§ ACTION ITEM
The entries below are to be repeated exactly as they stand.

§ DATASET RECORDS

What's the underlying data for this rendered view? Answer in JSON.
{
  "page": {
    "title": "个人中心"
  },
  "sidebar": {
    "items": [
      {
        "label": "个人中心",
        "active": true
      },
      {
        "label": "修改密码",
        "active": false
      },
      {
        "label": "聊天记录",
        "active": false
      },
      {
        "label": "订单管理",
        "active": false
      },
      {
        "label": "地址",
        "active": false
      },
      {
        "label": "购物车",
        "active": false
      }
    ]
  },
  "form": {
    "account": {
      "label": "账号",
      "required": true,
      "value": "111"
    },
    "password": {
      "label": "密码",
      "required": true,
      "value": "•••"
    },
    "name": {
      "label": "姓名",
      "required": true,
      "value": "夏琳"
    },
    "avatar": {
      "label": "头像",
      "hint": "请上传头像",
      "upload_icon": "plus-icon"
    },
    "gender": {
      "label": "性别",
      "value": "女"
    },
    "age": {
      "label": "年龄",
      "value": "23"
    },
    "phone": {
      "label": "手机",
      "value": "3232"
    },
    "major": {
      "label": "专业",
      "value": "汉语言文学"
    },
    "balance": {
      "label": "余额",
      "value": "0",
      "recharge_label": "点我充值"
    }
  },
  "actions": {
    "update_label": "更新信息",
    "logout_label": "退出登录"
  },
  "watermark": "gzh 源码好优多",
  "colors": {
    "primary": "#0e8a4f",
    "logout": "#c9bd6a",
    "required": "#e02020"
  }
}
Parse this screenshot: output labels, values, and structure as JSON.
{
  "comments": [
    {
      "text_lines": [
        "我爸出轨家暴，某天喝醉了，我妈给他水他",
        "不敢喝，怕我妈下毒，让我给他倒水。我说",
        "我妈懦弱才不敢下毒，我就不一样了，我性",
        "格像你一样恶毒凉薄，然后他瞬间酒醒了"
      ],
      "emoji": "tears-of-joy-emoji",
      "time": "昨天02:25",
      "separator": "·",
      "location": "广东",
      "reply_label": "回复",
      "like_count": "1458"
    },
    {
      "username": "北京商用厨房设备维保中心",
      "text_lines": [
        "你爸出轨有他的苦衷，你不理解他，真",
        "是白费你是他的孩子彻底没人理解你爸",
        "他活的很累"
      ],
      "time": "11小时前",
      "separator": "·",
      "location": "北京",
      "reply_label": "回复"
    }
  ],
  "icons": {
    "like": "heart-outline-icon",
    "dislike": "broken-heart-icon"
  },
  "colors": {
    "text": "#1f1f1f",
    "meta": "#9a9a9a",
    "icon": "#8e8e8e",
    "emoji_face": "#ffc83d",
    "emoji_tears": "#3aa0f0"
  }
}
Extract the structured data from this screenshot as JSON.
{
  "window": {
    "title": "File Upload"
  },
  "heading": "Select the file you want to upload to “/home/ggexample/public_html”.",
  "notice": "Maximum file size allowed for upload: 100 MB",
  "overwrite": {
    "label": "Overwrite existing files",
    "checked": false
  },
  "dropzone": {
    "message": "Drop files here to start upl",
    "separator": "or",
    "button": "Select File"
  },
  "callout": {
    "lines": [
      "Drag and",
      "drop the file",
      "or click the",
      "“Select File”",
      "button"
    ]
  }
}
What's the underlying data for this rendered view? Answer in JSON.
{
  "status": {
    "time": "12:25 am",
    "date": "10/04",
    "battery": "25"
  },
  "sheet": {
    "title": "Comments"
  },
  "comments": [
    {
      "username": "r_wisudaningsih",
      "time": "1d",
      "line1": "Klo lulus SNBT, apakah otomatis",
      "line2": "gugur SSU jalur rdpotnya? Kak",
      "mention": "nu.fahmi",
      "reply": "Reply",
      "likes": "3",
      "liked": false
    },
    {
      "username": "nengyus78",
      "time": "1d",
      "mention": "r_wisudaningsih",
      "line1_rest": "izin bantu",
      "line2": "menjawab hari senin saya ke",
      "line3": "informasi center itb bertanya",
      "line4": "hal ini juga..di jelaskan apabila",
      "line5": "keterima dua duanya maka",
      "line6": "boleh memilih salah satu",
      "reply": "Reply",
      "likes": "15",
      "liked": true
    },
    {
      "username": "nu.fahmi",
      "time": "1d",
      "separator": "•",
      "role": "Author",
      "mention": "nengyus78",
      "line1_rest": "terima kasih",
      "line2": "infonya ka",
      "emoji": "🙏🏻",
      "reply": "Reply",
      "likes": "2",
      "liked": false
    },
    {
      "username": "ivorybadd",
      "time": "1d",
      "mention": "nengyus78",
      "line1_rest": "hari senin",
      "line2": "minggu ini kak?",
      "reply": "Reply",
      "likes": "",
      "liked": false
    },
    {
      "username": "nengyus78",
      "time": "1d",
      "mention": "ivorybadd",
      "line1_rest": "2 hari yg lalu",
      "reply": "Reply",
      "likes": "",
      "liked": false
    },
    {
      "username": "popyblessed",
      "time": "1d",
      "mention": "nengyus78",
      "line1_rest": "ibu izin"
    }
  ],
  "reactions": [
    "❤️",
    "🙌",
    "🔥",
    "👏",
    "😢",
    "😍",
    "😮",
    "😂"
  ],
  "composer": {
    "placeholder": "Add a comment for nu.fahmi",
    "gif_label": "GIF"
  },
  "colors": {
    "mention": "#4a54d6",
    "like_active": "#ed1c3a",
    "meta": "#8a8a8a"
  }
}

§ ANSWER TO THE PROBLEM
What's the underlying data for this rendered view? Answer in JSON.
{
  "page": {
    "title": "个人中心"
  },
  "sidebar": {
    "items": [
      {
        "label": "个人中心",
        "active": true
      },
      {
        "label": "修改密码",
        "active": false
      },
      {
        "label": "聊天记录",
        "active": false
      },
      {
        "label": "订单管理",
        "active": false
      },
      {
        "label": "地址",
        "active": false
      },
      {
        "label": "购物车",
        "active": false
      }
    ]
  },
  "form": {
    "account": {
      "label": "账号",
      "required": true,
      "value": "111"
    },
    "password": {
      "label": "密码",
      "required": true,
      "value": "•••"
    },
    "name": {
      "label": "姓名",
      "required": true,
      "value": "夏琳"
    },
    "avatar": {
      "label": "头像",
      "hint": "请上传头像",
      "upload_icon": "plus-icon"
    },
    "gender": {
      "label": "性别",
      "value": "女"
    },
    "age": {
      "label": "年龄",
      "value": "23"
    },
    "phone": {
      "label": "手机",
      "value": "3232"
    },
    "major": {
      "label": "专业",
      "value": "汉语言文学"
    },
    "balance": {
      "label": "余额",
      "value": "0",
      "recharge_label": "点我充值"
    }
  },
  "actions": {
    "update_label": "更新信息",
    "logout_label": "退出登录"
  },
  "watermark": "gzh 源码好优多",
  "colors": {
    "primary": "#0e8a4f",
    "logout": "#c9bd6a",
    "required": "#e02020"
  }
}
Parse this screenshot: output labels, values, and structure as JSON.
{
  "comments": [
    {
      "text_lines": [
        "我爸出轨家暴，某天喝醉了，我妈给他水他",
        "不敢喝，怕我妈下毒，让我给他倒水。我说",
        "我妈懦弱才不敢下毒，我就不一样了，我性",
        "格像你一样恶毒凉薄，然后他瞬间酒醒了"
      ],
      "emoji": "tears-of-joy-emoji",
      "time": "昨天02:25",
      "separator": "·",
      "location": "广东",
      "reply_label": "回复",
      "like_count": "1458"
    },
    {
      "username": "北京商用厨房设备维保中心",
      "text_lines": [
        "你爸出轨有他的苦衷，你不理解他，真",
        "是白费你是他的孩子彻底没人理解你爸",
        "他活的很累"
      ],
      "time": "11小时前",
      "separator": "·",
      "location": "北京",
      "reply_label": "回复"
    }
  ],
  "icons": {
    "like": "heart-outline-icon",
    "dislike": "broken-heart-icon"
  },
  "colors": {
    "text": "#1f1f1f",
    "meta": "#9a9a9a",
    "icon": "#8e8e8e",
    "emoji_face": "#ffc83d",
    "emoji_tears": "#3aa0f0"
  }
}
Extract the structured data from this screenshot as JSON.
{
  "window": {
    "title": "File Upload"
  },
  "heading": "Select the file you want to upload to “/home/ggexample/public_html”.",
  "notice": "Maximum file size allowed for upload: 100 MB",
  "overwrite": {
    "label": "Overwrite existing files",
    "checked": false
  },
  "dropzone": {
    "message": "Drop files here to start upl",
    "separator": "or",
    "button": "Select File"
  },
  "callout": {
    "lines": [
      "Drag and",
      "drop the file",
      "or click the",
      "“Select File”",
      "button"
    ]
  }
}
What's the underlying data for this rendered view? Answer in JSON.
{
  "status": {
    "time": "12:25 am",
    "date": "10/04",
    "battery": "25"
  },
  "sheet": {
    "title": "Comments"
  },
  "comments": [
    {
      "username": "r_wisudaningsih",
      "time": "1d",
      "line1": "Klo lulus SNBT, apakah otomatis",
      "line2": "gugur SSU jalur rdpotnya? Kak",
      "mention": "nu.fahmi",
      "reply": "Reply",
      "likes": "3",
      "liked": false
    },
    {
      "username": "nengyus78",
      "time": "1d",
      "mention": "r_wisudaningsih",
      "line1_rest": "izin bantu",
      "line2": "menjawab hari senin saya ke",
      "line3": "informasi center itb bertanya",
      "line4": "hal ini juga..di jelaskan apabila",
      "line5": "keterima dua duanya maka",
      "line6": "boleh memilih salah satu",
      "reply": "Reply",
      "likes": "15",
      "liked": true
    },
    {
      "username": "nu.fahmi",
      "time": "1d",
      "separator": "•",
      "role": "Author",
      "mention": "nengyus78",
      "line1_rest": "terima kasih",
      "line2": "infonya ka",
      "emoji": "🙏🏻",
      "reply": "Reply",
      "likes": "2",
      "liked": false
    },
    {
      "username": "ivorybadd",
      "time": "1d",
      "mention": "nengyus78",
      "line1_rest": "hari senin",
      "line2": "minggu ini kak?",
      "reply": "Reply",
      "likes": "",
      "liked": false
    },
    {
      "username": "nengyus78",
      "time": "1d",
      "mention": "ivorybadd",
      "line1_rest": "2 hari yg lalu",
      "reply": "Reply",
      "likes": "",
      "liked": false
    },
    {
      "username": "popyblessed",
      "time": "1d",
      "mention": "nengyus78",
      "line1_rest": "ibu izin"
    }
  ],
  "reactions": [
    "❤️",
    "🙌",
    "🔥",
    "👏",
    "😢",
    "😍",
    "😮",
    "😂"
  ],
  "composer": {
    "placeholder": "Add a comment for nu.fahmi",
    "gif_label": "GIF"
  },
  "colors": {
    "mention": "#4a54d6",
    "like_active": "#ed1c3a",
    "meta": "#8a8a8a"
  }
}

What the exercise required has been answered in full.